Olympic obsession pays off for ruthless Schärer in the bob
Any Olympic athlete will admit that to win gold takes a certain amount of ruthlessness, whether it be sticking rigidly to a training regime at the expense of one’s personal life or setting aside friendships with rivals once competition is underway.
In 1980, Swiss bobsledder Erich Schärer had to take perhaps the most ruthless of all decisions two days ahead of the two-man bobsleigh final at Lake Placid, by informing his own brother he was to be replaced.
It was a tough call. The relationship between the pilot, who steers the sled, and the brakeman, who pushes and slows it, is one of the most intuitive and crucial pairings in sport, and can mean the difference between success and failure.

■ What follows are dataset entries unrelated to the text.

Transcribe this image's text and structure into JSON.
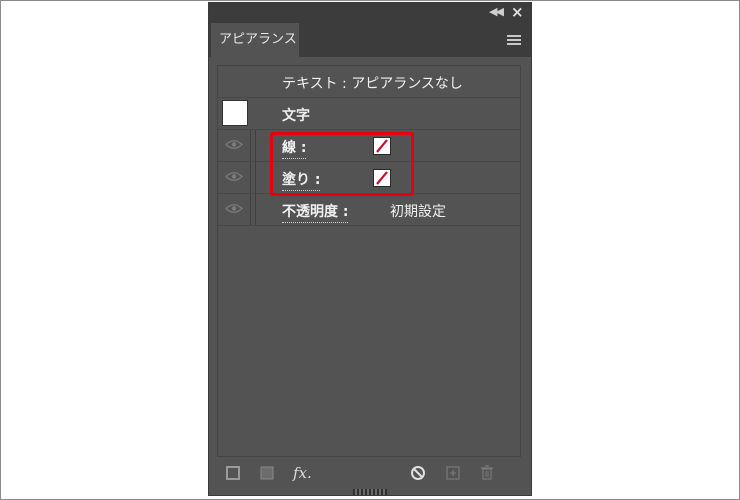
{
  "panel": {
    "tab_label": "アピアランス",
    "header_row": "テキスト : アピアランスなし",
    "char_row": "文字",
    "stroke_label": "線 :",
    "fill_label": "塗り :",
    "opacity_label": "不透明度 :",
    "opacity_value": "初期設定"
  },
  "bottom": {
    "fx_label": "fx."
  },
  "colors": {
    "panel_bg": "#535353",
    "highlight": "#e60012",
    "swatch_slash": "#c8102e"
  }
}
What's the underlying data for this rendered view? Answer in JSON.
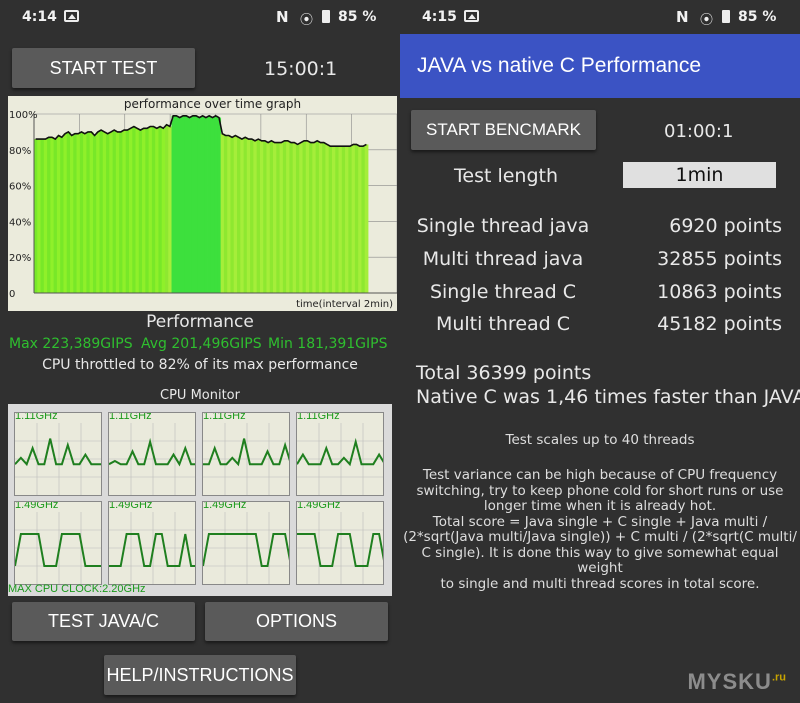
{
  "left": {
    "status": {
      "time": "4:14",
      "battery": "85 %"
    },
    "start_test_label": "START TEST",
    "timer": "15:00:1",
    "graph": {
      "title": "performance over time graph",
      "y_ticks": [
        "100%",
        "80%",
        "60%",
        "40%",
        "20%",
        "0"
      ],
      "x_label": "time(interval 2min)"
    },
    "performance_title": "Performance",
    "max_label": "Max 223,389GIPS",
    "avg_label": "Avg 201,496GIPS",
    "min_label": "Min 181,391GIPS",
    "throttle_text": "CPU throttled to 82% of its max performance",
    "cpu_monitor_title": "CPU Monitor",
    "cores": [
      {
        "freq": "1.11GHz",
        "trace": [
          0.45,
          0.55,
          0.45,
          0.7,
          0.45,
          0.45,
          0.85,
          0.45,
          0.45,
          0.75,
          0.45,
          0.45,
          0.6,
          0.45,
          0.45,
          0.45
        ]
      },
      {
        "freq": "1.11GHz",
        "trace": [
          0.45,
          0.5,
          0.45,
          0.45,
          0.65,
          0.45,
          0.45,
          0.8,
          0.45,
          0.45,
          0.45,
          0.6,
          0.45,
          0.7,
          0.45,
          0.45
        ]
      },
      {
        "freq": "1.11GHz",
        "trace": [
          0.45,
          0.45,
          0.7,
          0.45,
          0.45,
          0.55,
          0.45,
          0.85,
          0.45,
          0.45,
          0.45,
          0.65,
          0.45,
          0.45,
          0.75,
          0.45
        ]
      },
      {
        "freq": "1.11GHz",
        "trace": [
          0.45,
          0.6,
          0.45,
          0.45,
          0.45,
          0.7,
          0.45,
          0.45,
          0.55,
          0.45,
          0.8,
          0.45,
          0.45,
          0.45,
          0.6,
          0.45
        ]
      },
      {
        "freq": "1.49GHz",
        "trace": [
          0.25,
          0.75,
          0.75,
          0.75,
          0.75,
          0.25,
          0.25,
          0.25,
          0.75,
          0.75,
          0.75,
          0.75,
          0.25,
          0.25,
          0.25,
          0.25
        ]
      },
      {
        "freq": "1.49GHz",
        "trace": [
          0.25,
          0.25,
          0.25,
          0.75,
          0.75,
          0.75,
          0.25,
          0.25,
          0.75,
          0.75,
          0.25,
          0.25,
          0.25,
          0.75,
          0.25,
          0.25
        ]
      },
      {
        "freq": "1.49GHz",
        "trace": [
          0.25,
          0.75,
          0.75,
          0.75,
          0.75,
          0.75,
          0.75,
          0.75,
          0.75,
          0.75,
          0.25,
          0.25,
          0.75,
          0.75,
          0.75,
          0.25
        ]
      },
      {
        "freq": "1.49GHz",
        "trace": [
          0.75,
          0.75,
          0.75,
          0.75,
          0.25,
          0.25,
          0.25,
          0.75,
          0.75,
          0.75,
          0.25,
          0.25,
          0.25,
          0.75,
          0.75,
          0.25
        ]
      }
    ],
    "max_cpu_clock": "MAX CPU CLOCK:2.20GHz",
    "test_java_c_label": "TEST JAVA/C",
    "options_label": "OPTIONS",
    "help_label": "HELP/INSTRUCTIONS",
    "colors": {
      "max": "#2fbf2f",
      "avg": "#2fbf2f",
      "min": "#2fbf2f"
    }
  },
  "right": {
    "status": {
      "time": "4:15",
      "battery": "85 %"
    },
    "app_title": "JAVA vs native C Performance",
    "start_benchmark_label": "START BENCMARK",
    "timer": "01:00:1",
    "test_length_label": "Test length",
    "test_length_value": "1min",
    "results": [
      {
        "label": "Single thread java",
        "value": "6920 points"
      },
      {
        "label": "Multi thread java",
        "value": "32855 points"
      },
      {
        "label": "Single thread C",
        "value": "10863 points"
      },
      {
        "label": "Multi thread C",
        "value": "45182 points"
      }
    ],
    "total": "Total 36399 points",
    "native_c_faster": "Native C was 1,46 times faster than JAVA",
    "scales_note": "Test scales up to 40 threads",
    "variance_lines": [
      "Test variance can be high because of CPU frequency",
      "switching, try to keep phone cold for short runs or use",
      "longer time when it is already hot.",
      "Total score = Java single + C single + Java multi /",
      "(2*sqrt(Java multi/Java single)) + C multi / (2*sqrt(C multi/",
      "C single). It is done this way to give somewhat equal weight",
      "to single and multi thread scores in total score."
    ],
    "watermark": "MYSKU",
    "watermark_tld": ".ru",
    "accent_color": "#3b53c4"
  },
  "chart_data": {
    "type": "bar",
    "title": "performance over time graph",
    "xlabel": "time(interval 2min)",
    "ylabel": "",
    "ylim": [
      0,
      100
    ],
    "y_ticks": [
      "100%",
      "80%",
      "60%",
      "40%",
      "20%",
      "0"
    ],
    "values": [
      86,
      86,
      86,
      86,
      87,
      87,
      86,
      88,
      87,
      89,
      90,
      88,
      89,
      89,
      90,
      89,
      90,
      90,
      88,
      90,
      91,
      90,
      89,
      90,
      91,
      90,
      90,
      91,
      91,
      92,
      93,
      92,
      91,
      92,
      92,
      93,
      93,
      92,
      93,
      92,
      94,
      93,
      99,
      99,
      98,
      99,
      99,
      98,
      99,
      99,
      98,
      99,
      98,
      99,
      98,
      99,
      98,
      89,
      88,
      88,
      87,
      88,
      87,
      86,
      87,
      86,
      86,
      85,
      86,
      85,
      85,
      84,
      85,
      84,
      84,
      84,
      85,
      85,
      84,
      84,
      83,
      84,
      85,
      85,
      84,
      84,
      85,
      84,
      84,
      83,
      82,
      82,
      82,
      82,
      82,
      82,
      82,
      83,
      83,
      82,
      82,
      83
    ],
    "series": [
      {
        "values": "see values"
      }
    ]
  }
}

Schärer, a 32-year-old real estate broker from Zurich, was obsessed with winning Olympic gold, having been crowned world four-man champion that year and two-man champion the previous two years.
“All he wants to do is win the Olympic Games,” his mechanic Fredi Wehrli told the New York Times. “All his training points to that. World Championships, European Championships – they mean nothing.”
Despite having already achieved so much in his sport, Schärer was completely driven in his pursuit of Olympic success. As part of a four-man team that also included brother Peter, he had won World Championship gold medals in 1971, 1973 and 1975, as well as two-man titles in 1978 and 1979. Switzerland had collected a silver and bronze at Innsbruck – quite an achievement, given the domination of bobsleigh and luge by East Germany. But it wasn’t Olympic gold.
Peter had been slated to race with Erich at Lake Placid, but was replaced by another talented brakeman, Josef Benz, with whom Erich had raced on and off throughout the 1970s.
The two-day contest in Lake Placid kicked off on a breezy, sunny day, with 20 sleds from 10 countries competing on a treacherous, bumpy track that was to prove too much even for East German luge champion Dettlef Günther, who failed to medal after a spectacular spill. Each pair would complete two runs each day, with their total timed deciding the winner.
Schärer and Benz pair recorded a world record time of 1:01.87 in their first run on the 1,557m track at Mount van Hoevenberg, marking the first time any pair had covered an Olympic bobsleigh track in under 1:02. Overall, Schärer and Benz led with a two-lap time of 2:04.63, ahead of East German double Olympic gold legend Meinhard Nehmer, who was defending his two and four-man titles from 1976.
By the end of the two days Schärer’s tricky decision had been vindicated, after he and his partner collected the gold medal he had set his eyes on. Their total time was 4:09.36.